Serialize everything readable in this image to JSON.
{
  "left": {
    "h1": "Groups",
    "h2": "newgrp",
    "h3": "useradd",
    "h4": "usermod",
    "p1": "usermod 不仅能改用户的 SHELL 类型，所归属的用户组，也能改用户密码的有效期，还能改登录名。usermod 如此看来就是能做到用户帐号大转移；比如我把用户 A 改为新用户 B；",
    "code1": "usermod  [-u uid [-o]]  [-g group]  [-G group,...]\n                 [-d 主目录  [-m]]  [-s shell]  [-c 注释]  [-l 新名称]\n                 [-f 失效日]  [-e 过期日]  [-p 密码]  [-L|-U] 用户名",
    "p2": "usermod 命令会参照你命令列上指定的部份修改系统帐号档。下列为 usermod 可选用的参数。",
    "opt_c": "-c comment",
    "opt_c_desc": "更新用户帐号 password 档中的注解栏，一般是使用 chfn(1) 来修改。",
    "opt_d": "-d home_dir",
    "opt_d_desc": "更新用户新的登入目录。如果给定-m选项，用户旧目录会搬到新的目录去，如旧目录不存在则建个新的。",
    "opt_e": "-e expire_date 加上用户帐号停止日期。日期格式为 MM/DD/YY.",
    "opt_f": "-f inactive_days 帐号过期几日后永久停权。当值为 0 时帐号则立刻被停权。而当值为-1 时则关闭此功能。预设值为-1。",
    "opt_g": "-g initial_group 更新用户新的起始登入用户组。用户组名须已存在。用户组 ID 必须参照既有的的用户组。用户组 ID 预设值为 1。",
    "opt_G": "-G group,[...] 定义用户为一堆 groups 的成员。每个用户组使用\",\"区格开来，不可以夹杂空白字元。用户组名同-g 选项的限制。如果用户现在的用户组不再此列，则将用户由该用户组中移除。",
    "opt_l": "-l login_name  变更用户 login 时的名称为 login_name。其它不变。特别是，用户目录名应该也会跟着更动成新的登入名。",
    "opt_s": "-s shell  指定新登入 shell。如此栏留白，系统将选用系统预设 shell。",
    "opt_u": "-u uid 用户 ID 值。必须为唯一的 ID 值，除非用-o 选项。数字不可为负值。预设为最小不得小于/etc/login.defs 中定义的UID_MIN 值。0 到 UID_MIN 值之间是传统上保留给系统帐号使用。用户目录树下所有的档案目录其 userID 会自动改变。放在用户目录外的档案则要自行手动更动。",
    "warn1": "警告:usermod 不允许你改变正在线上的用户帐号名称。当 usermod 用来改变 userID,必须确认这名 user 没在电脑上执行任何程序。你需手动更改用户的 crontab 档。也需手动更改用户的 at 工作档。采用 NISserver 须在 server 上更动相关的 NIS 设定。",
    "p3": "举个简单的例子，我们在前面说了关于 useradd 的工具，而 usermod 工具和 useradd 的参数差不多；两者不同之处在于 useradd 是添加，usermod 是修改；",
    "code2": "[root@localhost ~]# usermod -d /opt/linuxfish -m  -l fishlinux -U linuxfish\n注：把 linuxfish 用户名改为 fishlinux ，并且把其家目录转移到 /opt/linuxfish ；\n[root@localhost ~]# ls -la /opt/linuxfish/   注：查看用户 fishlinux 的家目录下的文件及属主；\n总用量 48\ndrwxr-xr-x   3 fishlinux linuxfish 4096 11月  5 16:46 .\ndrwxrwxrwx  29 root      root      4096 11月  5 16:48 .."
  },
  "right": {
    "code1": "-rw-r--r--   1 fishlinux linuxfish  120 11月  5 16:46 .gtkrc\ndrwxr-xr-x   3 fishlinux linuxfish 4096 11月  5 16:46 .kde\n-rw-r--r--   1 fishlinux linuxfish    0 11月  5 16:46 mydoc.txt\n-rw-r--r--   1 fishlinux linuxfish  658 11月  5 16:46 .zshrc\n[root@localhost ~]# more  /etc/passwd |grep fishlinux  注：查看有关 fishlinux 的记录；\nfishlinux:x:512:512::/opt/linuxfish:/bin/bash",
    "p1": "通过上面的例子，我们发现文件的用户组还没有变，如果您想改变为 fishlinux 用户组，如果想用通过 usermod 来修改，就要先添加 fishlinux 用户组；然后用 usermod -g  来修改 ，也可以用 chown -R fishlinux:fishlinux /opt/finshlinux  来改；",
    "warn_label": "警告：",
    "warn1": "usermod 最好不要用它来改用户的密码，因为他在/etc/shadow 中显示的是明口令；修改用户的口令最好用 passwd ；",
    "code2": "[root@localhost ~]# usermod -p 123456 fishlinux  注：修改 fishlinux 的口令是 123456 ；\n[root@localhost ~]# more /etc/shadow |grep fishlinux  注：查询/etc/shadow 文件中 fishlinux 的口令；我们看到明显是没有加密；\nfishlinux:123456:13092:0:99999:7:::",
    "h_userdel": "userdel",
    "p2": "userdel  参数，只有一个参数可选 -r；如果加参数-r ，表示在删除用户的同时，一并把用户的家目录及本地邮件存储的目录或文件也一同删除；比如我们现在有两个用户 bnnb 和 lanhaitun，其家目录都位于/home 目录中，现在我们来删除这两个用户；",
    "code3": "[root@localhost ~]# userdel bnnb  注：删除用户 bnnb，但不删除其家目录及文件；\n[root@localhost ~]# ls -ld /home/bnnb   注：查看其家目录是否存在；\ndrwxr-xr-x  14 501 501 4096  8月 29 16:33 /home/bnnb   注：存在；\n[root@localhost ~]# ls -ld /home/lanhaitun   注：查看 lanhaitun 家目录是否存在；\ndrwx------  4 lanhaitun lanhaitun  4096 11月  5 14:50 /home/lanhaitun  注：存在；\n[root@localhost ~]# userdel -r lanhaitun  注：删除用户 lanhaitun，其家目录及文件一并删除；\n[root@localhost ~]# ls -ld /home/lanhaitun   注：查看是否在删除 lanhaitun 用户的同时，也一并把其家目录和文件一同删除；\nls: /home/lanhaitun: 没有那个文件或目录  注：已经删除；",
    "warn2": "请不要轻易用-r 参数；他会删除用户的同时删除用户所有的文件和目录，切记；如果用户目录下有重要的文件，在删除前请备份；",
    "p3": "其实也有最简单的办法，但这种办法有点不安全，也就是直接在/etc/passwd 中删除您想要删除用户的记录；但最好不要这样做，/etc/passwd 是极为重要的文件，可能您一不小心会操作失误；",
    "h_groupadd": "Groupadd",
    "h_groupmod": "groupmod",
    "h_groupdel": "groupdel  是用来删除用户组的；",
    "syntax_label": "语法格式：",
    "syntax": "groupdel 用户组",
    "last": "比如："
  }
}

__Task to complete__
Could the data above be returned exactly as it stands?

__Exercise solution__
Serialize everything readable in this image to JSON.
{
  "left": {
    "h1": "Groups",
    "h2": "newgrp",
    "h3": "useradd",
    "h4": "usermod",
    "p1": "usermod 不仅能改用户的 SHELL 类型，所归属的用户组，也能改用户密码的有效期，还能改登录名。usermod 如此看来就是能做到用户帐号大转移；比如我把用户 A 改为新用户 B；",
    "code1": "usermod  [-u uid [-o]]  [-g group]  [-G group,...]\n                 [-d 主目录  [-m]]  [-s shell]  [-c 注释]  [-l 新名称]\n                 [-f 失效日]  [-e 过期日]  [-p 密码]  [-L|-U] 用户名",
    "p2": "usermod 命令会参照你命令列上指定的部份修改系统帐号档。下列为 usermod 可选用的参数。",
    "opt_c": "-c comment",
    "opt_c_desc": "更新用户帐号 password 档中的注解栏，一般是使用 chfn(1) 来修改。",
    "opt_d": "-d home_dir",
    "opt_d_desc": "更新用户新的登入目录。如果给定-m选项，用户旧目录会搬到新的目录去，如旧目录不存在则建个新的。",
    "opt_e": "-e expire_date 加上用户帐号停止日期。日期格式为 MM/DD/YY.",
    "opt_f": "-f inactive_days 帐号过期几日后永久停权。当值为 0 时帐号则立刻被停权。而当值为-1 时则关闭此功能。预设值为-1。",
    "opt_g": "-g initial_group 更新用户新的起始登入用户组。用户组名须已存在。用户组 ID 必须参照既有的的用户组。用户组 ID 预设值为 1。",
    "opt_G": "-G group,[...] 定义用户为一堆 groups 的成员。每个用户组使用\",\"区格开来，不可以夹杂空白字元。用户组名同-g 选项的限制。如果用户现在的用户组不再此列，则将用户由该用户组中移除。",
    "opt_l": "-l login_name  变更用户 login 时的名称为 login_name。其它不变。特别是，用户目录名应该也会跟着更动成新的登入名。",
    "opt_s": "-s shell  指定新登入 shell。如此栏留白，系统将选用系统预设 shell。",
    "opt_u": "-u uid 用户 ID 值。必须为唯一的 ID 值，除非用-o 选项。数字不可为负值。预设为最小不得小于/etc/login.defs 中定义的UID_MIN 值。0 到 UID_MIN 值之间是传统上保留给系统帐号使用。用户目录树下所有的档案目录其 userID 会自动改变。放在用户目录外的档案则要自行手动更动。",
    "warn1": "警告:usermod 不允许你改变正在线上的用户帐号名称。当 usermod 用来改变 userID,必须确认这名 user 没在电脑上执行任何程序。你需手动更改用户的 crontab 档。也需手动更改用户的 at 工作档。采用 NISserver 须在 server 上更动相关的 NIS 设定。",
    "p3": "举个简单的例子，我们在前面说了关于 useradd 的工具，而 usermod 工具和 useradd 的参数差不多；两者不同之处在于 useradd 是添加，usermod 是修改；",
    "code2": "[root@localhost ~]# usermod -d /opt/linuxfish -m  -l fishlinux -U linuxfish\n注：把 linuxfish 用户名改为 fishlinux ，并且把其家目录转移到 /opt/linuxfish ；\n[root@localhost ~]# ls -la /opt/linuxfish/   注：查看用户 fishlinux 的家目录下的文件及属主；\n总用量 48\ndrwxr-xr-x   3 fishlinux linuxfish 4096 11月  5 16:46 .\ndrwxrwxrwx  29 root      root      4096 11月  5 16:48 .."
  },
  "right": {
    "code1": "-rw-r--r--   1 fishlinux linuxfish  120 11月  5 16:46 .gtkrc\ndrwxr-xr-x   3 fishlinux linuxfish 4096 11月  5 16:46 .kde\n-rw-r--r--   1 fishlinux linuxfish    0 11月  5 16:46 mydoc.txt\n-rw-r--r--   1 fishlinux linuxfish  658 11月  5 16:46 .zshrc\n[root@localhost ~]# more  /etc/passwd |grep fishlinux  注：查看有关 fishlinux 的记录；\nfishlinux:x:512:512::/opt/linuxfish:/bin/bash",
    "p1": "通过上面的例子，我们发现文件的用户组还没有变，如果您想改变为 fishlinux 用户组，如果想用通过 usermod 来修改，就要先添加 fishlinux 用户组；然后用 usermod -g  来修改 ，也可以用 chown -R fishlinux:fishlinux /opt/finshlinux  来改；",
    "warn_label": "警告：",
    "warn1": "usermod 最好不要用它来改用户的密码，因为他在/etc/shadow 中显示的是明口令；修改用户的口令最好用 passwd ；",
    "code2": "[root@localhost ~]# usermod -p 123456 fishlinux  注：修改 fishlinux 的口令是 123456 ；\n[root@localhost ~]# more /etc/shadow |grep fishlinux  注：查询/etc/shadow 文件中 fishlinux 的口令；我们看到明显是没有加密；\nfishlinux:123456:13092:0:99999:7:::",
    "h_userdel": "userdel",
    "p2": "userdel  参数，只有一个参数可选 -r；如果加参数-r ，表示在删除用户的同时，一并把用户的家目录及本地邮件存储的目录或文件也一同删除；比如我们现在有两个用户 bnnb 和 lanhaitun，其家目录都位于/home 目录中，现在我们来删除这两个用户；",
    "code3": "[root@localhost ~]# userdel bnnb  注：删除用户 bnnb，但不删除其家目录及文件；\n[root@localhost ~]# ls -ld /home/bnnb   注：查看其家目录是否存在；\ndrwxr-xr-x  14 501 501 4096  8月 29 16:33 /home/bnnb   注：存在；\n[root@localhost ~]# ls -ld /home/lanhaitun   注：查看 lanhaitun 家目录是否存在；\ndrwx------  4 lanhaitun lanhaitun  4096 11月  5 14:50 /home/lanhaitun  注：存在；\n[root@localhost ~]# userdel -r lanhaitun  注：删除用户 lanhaitun，其家目录及文件一并删除；\n[root@localhost ~]# ls -ld /home/lanhaitun   注：查看是否在删除 lanhaitun 用户的同时，也一并把其家目录和文件一同删除；\nls: /home/lanhaitun: 没有那个文件或目录  注：已经删除；",
    "warn2": "请不要轻易用-r 参数；他会删除用户的同时删除用户所有的文件和目录，切记；如果用户目录下有重要的文件，在删除前请备份；",
    "p3": "其实也有最简单的办法，但这种办法有点不安全，也就是直接在/etc/passwd 中删除您想要删除用户的记录；但最好不要这样做，/etc/passwd 是极为重要的文件，可能您一不小心会操作失误；",
    "h_groupadd": "Groupadd",
    "h_groupmod": "groupmod",
    "h_groupdel": "groupdel  是用来删除用户组的；",
    "syntax_label": "语法格式：",
    "syntax": "groupdel 用户组",
    "last": "比如："
  }
}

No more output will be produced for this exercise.